--- Exercise requirements ---
Gather every line of the entries that includes the word "Timesheets".

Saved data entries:
****
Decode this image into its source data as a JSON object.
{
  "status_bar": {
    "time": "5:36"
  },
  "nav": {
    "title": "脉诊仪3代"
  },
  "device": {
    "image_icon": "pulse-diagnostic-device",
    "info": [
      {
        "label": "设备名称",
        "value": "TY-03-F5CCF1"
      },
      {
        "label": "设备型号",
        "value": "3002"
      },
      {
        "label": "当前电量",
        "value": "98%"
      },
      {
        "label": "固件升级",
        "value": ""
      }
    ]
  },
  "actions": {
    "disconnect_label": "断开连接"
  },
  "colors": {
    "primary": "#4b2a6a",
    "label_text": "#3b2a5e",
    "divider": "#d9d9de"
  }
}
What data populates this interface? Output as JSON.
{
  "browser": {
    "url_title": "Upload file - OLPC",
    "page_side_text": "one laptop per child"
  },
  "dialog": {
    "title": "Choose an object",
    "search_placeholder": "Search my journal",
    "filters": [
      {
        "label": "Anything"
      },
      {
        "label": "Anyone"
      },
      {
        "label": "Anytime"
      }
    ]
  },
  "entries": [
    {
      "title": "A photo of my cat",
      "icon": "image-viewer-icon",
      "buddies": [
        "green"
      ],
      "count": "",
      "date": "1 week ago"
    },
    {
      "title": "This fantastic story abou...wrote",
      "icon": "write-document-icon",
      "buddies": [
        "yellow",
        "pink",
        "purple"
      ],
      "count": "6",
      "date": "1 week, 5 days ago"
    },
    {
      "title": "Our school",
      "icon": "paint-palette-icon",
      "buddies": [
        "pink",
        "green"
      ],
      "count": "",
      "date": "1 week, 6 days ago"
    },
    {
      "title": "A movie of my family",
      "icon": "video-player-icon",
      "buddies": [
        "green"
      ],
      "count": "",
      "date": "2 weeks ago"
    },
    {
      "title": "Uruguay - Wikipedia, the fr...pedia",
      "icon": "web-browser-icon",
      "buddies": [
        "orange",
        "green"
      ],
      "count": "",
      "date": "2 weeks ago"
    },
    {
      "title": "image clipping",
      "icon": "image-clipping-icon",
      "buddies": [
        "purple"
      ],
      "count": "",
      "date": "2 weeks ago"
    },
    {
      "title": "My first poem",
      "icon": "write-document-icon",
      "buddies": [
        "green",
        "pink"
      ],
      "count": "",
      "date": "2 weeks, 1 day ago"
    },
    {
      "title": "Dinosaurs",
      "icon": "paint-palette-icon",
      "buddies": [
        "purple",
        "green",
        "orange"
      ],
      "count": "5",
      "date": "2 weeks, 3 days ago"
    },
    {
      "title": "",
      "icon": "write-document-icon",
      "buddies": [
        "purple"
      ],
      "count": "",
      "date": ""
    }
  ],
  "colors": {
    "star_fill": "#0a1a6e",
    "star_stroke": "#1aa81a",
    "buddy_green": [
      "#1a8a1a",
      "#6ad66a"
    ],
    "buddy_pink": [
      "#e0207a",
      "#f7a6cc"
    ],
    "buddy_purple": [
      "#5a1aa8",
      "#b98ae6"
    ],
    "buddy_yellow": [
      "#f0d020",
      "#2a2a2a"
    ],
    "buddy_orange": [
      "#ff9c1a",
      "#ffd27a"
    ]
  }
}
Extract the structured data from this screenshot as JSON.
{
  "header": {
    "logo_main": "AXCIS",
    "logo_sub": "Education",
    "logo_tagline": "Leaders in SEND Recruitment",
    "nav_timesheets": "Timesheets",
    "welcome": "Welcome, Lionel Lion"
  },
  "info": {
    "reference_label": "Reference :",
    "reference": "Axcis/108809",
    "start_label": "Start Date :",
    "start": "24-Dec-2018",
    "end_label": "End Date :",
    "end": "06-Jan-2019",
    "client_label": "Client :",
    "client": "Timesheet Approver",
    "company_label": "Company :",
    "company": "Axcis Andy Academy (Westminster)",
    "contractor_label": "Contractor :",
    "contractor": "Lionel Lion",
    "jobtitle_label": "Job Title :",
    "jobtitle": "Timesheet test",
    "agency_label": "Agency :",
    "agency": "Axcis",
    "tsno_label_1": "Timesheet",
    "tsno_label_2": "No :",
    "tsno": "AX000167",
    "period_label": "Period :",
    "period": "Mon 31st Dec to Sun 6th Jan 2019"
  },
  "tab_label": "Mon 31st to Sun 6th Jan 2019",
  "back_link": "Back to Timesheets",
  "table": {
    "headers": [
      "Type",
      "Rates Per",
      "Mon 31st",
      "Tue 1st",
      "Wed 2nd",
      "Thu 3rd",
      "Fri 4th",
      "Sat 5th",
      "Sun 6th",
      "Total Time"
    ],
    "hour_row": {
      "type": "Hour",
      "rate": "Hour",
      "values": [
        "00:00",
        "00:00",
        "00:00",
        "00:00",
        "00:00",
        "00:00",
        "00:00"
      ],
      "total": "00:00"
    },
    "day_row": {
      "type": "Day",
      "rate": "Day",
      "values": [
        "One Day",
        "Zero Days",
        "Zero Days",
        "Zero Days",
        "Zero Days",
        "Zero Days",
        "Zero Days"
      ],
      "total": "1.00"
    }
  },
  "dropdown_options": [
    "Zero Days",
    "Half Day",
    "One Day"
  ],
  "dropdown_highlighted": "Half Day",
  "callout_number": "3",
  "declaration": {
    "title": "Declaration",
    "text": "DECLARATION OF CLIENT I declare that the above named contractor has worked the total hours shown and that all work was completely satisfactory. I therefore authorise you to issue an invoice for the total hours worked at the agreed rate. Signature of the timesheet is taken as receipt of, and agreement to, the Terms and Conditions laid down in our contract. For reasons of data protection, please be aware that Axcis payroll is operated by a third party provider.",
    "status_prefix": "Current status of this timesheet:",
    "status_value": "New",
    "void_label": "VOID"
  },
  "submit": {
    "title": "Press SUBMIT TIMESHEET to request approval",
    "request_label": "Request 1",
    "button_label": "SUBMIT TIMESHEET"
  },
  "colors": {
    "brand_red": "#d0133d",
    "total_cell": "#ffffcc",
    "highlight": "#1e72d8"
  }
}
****
--- Answer below ---
    "nav_timesheets": "Timesheets",
  "back_link": "Back to Timesheets",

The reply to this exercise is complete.